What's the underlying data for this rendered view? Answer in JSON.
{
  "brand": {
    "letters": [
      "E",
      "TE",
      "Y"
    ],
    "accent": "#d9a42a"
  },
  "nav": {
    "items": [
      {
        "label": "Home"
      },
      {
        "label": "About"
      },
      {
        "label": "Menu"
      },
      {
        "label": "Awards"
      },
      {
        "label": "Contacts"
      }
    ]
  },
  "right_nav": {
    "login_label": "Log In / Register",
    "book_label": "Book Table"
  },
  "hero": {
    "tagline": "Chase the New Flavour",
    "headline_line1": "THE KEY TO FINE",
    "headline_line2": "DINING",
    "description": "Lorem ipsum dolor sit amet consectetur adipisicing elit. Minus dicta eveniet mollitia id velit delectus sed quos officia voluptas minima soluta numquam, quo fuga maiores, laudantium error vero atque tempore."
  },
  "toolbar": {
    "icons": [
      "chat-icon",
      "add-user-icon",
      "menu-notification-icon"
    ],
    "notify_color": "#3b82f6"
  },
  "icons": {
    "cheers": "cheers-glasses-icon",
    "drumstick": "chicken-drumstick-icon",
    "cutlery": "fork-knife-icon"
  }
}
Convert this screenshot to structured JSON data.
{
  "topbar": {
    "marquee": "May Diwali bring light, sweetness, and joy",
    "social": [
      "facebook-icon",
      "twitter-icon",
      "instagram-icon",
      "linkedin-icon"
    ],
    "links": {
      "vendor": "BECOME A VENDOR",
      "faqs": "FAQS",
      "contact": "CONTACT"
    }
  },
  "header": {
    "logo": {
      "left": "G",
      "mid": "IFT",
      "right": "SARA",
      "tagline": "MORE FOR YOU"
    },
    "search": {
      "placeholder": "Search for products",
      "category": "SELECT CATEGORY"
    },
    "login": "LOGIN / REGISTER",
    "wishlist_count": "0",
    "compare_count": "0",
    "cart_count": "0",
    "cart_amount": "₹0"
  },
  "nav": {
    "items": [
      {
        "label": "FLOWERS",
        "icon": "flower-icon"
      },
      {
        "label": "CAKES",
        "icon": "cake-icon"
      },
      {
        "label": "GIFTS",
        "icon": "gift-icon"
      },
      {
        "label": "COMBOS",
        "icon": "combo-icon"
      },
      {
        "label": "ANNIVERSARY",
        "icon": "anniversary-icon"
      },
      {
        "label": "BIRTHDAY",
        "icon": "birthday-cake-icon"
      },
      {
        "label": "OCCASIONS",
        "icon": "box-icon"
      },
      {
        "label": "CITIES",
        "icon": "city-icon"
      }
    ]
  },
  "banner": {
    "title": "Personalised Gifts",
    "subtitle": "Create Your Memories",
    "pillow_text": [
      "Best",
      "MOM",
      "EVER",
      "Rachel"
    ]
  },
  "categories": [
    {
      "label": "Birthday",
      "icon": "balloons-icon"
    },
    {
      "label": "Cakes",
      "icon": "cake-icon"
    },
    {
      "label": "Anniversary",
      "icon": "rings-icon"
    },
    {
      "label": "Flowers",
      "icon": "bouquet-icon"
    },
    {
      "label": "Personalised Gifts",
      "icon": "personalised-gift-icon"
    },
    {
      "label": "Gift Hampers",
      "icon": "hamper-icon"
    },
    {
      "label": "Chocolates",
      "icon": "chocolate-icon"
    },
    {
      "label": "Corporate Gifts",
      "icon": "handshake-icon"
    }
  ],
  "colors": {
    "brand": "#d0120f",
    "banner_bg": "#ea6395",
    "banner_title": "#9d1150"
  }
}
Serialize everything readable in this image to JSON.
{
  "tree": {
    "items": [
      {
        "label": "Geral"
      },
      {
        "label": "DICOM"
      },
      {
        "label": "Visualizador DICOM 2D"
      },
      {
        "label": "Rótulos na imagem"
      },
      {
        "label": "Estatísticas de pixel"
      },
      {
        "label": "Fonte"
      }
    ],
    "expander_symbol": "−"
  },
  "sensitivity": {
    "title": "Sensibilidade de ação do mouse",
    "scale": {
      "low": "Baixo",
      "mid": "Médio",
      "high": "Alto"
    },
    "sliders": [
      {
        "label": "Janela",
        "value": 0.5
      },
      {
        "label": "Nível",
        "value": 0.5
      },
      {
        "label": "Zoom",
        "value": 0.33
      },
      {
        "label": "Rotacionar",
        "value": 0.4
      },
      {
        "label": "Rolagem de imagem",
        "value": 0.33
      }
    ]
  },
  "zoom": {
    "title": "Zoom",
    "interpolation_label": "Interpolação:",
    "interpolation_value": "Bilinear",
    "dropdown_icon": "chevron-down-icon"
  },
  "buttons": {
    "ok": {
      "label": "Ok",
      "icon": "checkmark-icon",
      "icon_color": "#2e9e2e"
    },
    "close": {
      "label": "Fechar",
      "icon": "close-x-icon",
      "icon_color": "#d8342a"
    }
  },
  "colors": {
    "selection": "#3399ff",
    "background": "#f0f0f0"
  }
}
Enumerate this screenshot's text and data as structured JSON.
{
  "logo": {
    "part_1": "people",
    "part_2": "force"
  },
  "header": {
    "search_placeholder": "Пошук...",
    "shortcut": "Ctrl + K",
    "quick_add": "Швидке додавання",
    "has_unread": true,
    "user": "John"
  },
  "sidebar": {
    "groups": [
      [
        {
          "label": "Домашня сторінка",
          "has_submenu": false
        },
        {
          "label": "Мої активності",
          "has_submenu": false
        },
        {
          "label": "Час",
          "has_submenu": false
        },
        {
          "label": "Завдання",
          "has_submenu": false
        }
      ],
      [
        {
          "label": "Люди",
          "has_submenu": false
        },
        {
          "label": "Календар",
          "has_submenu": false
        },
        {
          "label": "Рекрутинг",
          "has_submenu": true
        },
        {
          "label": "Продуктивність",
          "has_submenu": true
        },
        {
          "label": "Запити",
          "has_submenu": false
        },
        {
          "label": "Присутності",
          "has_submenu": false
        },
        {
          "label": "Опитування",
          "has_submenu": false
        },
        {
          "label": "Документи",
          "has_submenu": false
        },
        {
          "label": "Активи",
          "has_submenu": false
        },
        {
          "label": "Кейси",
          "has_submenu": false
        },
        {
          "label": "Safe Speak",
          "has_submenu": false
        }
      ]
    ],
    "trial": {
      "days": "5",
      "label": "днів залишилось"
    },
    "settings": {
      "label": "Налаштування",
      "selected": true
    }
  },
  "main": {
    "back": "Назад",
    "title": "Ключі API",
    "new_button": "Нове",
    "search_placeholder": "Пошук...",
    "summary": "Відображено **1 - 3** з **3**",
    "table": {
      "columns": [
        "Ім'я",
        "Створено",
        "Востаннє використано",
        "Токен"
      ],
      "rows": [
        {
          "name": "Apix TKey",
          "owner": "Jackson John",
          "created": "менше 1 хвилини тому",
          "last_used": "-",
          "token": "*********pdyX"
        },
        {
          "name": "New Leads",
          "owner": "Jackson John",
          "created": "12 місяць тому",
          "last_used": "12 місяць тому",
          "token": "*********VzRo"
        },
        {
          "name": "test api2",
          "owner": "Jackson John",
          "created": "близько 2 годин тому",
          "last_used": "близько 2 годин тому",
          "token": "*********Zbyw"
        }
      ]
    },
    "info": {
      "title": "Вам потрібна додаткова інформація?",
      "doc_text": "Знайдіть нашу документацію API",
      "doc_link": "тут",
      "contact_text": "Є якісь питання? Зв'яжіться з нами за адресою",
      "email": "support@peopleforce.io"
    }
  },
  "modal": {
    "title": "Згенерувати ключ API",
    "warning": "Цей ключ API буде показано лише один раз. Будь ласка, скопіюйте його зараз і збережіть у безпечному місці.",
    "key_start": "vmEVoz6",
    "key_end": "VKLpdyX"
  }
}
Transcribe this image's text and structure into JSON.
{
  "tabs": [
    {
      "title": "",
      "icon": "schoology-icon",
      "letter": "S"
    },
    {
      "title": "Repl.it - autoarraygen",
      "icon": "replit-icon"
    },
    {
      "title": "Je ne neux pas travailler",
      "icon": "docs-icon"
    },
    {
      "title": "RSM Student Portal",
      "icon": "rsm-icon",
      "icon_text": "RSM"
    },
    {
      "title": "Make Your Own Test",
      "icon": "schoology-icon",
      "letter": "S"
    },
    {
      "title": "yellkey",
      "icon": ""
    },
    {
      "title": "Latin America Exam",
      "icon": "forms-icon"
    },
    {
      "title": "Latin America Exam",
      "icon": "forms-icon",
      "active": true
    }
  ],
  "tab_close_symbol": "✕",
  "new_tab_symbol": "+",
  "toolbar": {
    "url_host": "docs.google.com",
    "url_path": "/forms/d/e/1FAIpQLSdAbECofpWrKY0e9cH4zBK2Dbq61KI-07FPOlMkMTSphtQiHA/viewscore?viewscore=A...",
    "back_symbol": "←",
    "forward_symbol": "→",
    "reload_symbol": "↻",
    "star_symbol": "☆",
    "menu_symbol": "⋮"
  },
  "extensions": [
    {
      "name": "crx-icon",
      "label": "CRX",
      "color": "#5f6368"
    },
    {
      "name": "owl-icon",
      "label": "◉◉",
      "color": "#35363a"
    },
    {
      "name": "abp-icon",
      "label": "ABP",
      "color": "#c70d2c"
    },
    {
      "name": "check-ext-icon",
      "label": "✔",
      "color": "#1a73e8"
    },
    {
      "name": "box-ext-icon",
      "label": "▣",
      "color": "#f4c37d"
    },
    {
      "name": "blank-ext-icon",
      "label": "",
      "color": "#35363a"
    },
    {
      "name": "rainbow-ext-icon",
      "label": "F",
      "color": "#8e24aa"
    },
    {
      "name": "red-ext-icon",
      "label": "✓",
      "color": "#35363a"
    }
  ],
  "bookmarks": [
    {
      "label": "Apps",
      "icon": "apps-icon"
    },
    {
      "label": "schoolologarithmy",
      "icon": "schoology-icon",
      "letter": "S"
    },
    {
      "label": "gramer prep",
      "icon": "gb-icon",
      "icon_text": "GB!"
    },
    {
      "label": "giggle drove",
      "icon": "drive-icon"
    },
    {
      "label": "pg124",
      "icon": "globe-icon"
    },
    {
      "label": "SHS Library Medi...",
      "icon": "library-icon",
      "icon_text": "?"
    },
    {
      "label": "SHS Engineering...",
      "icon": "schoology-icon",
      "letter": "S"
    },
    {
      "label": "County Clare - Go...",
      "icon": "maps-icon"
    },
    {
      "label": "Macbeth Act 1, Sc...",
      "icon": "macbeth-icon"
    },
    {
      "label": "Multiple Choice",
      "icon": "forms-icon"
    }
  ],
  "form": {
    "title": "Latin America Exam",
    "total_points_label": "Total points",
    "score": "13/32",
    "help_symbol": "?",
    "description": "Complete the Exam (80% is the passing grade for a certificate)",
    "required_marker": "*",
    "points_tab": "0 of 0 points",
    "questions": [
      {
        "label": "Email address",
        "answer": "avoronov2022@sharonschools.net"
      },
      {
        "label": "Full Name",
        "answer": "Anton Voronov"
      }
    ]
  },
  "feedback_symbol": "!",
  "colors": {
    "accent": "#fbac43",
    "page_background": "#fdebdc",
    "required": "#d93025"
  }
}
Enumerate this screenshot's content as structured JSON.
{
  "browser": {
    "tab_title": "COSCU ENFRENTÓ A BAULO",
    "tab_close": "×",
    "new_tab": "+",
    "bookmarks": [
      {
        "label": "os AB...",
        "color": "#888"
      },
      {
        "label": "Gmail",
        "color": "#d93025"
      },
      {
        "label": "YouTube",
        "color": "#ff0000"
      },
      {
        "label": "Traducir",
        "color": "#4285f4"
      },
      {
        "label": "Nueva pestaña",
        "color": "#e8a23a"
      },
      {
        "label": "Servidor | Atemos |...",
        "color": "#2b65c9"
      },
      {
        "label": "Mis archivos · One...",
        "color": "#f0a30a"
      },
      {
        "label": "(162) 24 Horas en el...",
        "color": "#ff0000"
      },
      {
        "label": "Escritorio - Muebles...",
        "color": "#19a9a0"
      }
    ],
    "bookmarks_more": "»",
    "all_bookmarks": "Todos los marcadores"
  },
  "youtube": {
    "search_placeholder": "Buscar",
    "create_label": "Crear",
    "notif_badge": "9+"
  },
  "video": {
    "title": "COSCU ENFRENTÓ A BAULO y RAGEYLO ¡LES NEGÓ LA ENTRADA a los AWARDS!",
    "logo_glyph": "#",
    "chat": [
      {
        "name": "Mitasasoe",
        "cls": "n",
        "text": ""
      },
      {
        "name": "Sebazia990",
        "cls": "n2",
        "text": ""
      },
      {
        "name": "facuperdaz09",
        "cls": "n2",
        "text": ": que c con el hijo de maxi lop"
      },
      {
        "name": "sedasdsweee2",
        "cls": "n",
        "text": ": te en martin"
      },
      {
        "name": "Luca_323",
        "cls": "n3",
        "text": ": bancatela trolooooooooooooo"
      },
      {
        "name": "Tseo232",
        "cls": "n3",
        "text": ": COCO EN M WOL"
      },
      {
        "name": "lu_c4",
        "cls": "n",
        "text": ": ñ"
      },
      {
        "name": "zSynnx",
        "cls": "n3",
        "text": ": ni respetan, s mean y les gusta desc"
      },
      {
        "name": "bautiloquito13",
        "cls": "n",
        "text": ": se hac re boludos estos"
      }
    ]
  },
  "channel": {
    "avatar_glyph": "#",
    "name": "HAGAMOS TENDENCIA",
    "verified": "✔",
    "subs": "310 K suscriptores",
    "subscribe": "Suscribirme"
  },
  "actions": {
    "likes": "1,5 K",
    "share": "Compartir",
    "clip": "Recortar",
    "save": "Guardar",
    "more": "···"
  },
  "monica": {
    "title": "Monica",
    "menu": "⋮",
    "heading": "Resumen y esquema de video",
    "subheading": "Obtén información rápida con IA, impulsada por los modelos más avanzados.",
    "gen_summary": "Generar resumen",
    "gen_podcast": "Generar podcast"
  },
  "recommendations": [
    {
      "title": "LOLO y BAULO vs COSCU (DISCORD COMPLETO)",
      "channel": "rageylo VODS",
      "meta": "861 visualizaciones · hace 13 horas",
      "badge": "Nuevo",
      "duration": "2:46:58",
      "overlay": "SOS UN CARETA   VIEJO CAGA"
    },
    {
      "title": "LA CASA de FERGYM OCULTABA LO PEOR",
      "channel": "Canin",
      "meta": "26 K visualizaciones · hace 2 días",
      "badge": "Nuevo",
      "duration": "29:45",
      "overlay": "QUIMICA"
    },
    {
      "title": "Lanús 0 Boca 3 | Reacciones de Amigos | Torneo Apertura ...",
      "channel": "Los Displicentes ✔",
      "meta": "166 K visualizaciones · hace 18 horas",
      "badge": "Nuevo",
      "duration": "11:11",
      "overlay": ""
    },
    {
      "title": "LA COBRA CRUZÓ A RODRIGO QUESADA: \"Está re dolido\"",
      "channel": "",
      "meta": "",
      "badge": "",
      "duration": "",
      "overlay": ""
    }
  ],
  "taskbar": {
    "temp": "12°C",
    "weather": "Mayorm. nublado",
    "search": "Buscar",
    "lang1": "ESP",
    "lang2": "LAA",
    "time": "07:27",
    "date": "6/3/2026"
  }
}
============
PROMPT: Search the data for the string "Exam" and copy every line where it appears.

ANSWER SPACE:
      "title": "Latin America Exam",
      "title": "Latin America Exam",
    "title": "Latin America Exam",
    "description": "Complete the Exam (80% is the passing grade for a certificate)",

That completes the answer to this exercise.